Foreign Service

I would have stuck out my tongue, as I always did when concentrating. And used my best Caran D'Ache colored pencils, the ones that taught me about the subtlest shades of color. Each time I returned those pencils to their narrow plastic beds, I felt the satisfaction of recreating my very own rainbow. 

I suppose that I would have circled, not dotted, my i's, and written heartfelt words that couldn't help but turn into heartfelt sentences. As befitted my generation, I probably wrote "S. W. A. K." on the envelope and scrawled another heart or two beside it, for good measure.

I was not writing to my boyfriend. Or maybe I was. I'll leave it for you to decide. To my missing father I sent letters that one day, with a hint of derisive amusement in his voice, he would characterize as "extravagantly feminine" and "sweet."

I was six, seven, eight, and it wasn't a boyfriend I wanted. I was wooing my father. My aim, clear only now in hindsight, was to right whatever wrong I had perpetrated to cast him an ocean away from us. He was in the foreign service, my mother said (with a touch of bitterness and spit), and yet the address to which I mailed my love letters was an A.P.O. Box in New York City, just where I was.

It was confusing on so many levels. To whom was he in service? Why not us? If he was in Italy, why did I not need to use excess postage when I mailed my missives?

Foreign was the only word that sounded familiar. Yes, he was foreign, and so I could imagine him to be anybody at all. I would envision my friends' fathers, choose the best of the lot (although do not imagine for a second that I was picky), and embellish the man until he became impossibly beautiful, a doll I could manipulate as carelessly and authoritatively as I did my Barbies, with their idealized figures and articulated limbs. 


Even now, forty years later, I ache to retrieve those florid letters, letters that exposed both my naïveté and my humiliating, outsized need. Once I'd met and gotten to know my real father, I cursed that child who'd lavished her favorite purple and pink colored pencils on a fantasy, who'd romanticized the place where her father lived (sensibly enough), the work that he did (sensibly enough), and the man himself, fatherhood exactly as foreign to him as the countries to which he was assigned during the term of his foreign service, a term lasting the length of one girl's childhood.
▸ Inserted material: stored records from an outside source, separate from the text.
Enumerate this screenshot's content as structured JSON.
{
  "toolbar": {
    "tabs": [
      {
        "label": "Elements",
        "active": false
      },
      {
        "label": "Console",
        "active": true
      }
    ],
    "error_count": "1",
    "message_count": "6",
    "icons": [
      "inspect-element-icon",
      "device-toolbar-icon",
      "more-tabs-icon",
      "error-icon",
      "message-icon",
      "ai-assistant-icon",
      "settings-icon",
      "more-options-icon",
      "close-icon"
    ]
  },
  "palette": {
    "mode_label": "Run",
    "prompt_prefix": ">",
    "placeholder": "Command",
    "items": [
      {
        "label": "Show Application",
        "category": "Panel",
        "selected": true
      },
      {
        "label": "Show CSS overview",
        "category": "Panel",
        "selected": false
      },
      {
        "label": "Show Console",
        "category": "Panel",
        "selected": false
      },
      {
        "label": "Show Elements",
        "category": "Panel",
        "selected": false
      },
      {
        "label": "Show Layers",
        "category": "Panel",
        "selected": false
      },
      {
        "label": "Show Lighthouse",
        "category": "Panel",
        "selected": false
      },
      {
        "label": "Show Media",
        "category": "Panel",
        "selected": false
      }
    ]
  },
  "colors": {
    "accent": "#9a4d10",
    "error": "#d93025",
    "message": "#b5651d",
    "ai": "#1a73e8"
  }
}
Emily said...

I think I'm always writing him letters in colored pencil in my mind.

Magpie said...

Mine was distant at home, always working, until he left my mother and we only saw him a few times a year. Even today, he's more like a fond uncle.

Rainbow Motel said...

I'm glad to have found you again! Blogging anonymously now so that I can continue teaching and yet writing about it without fear. Write on!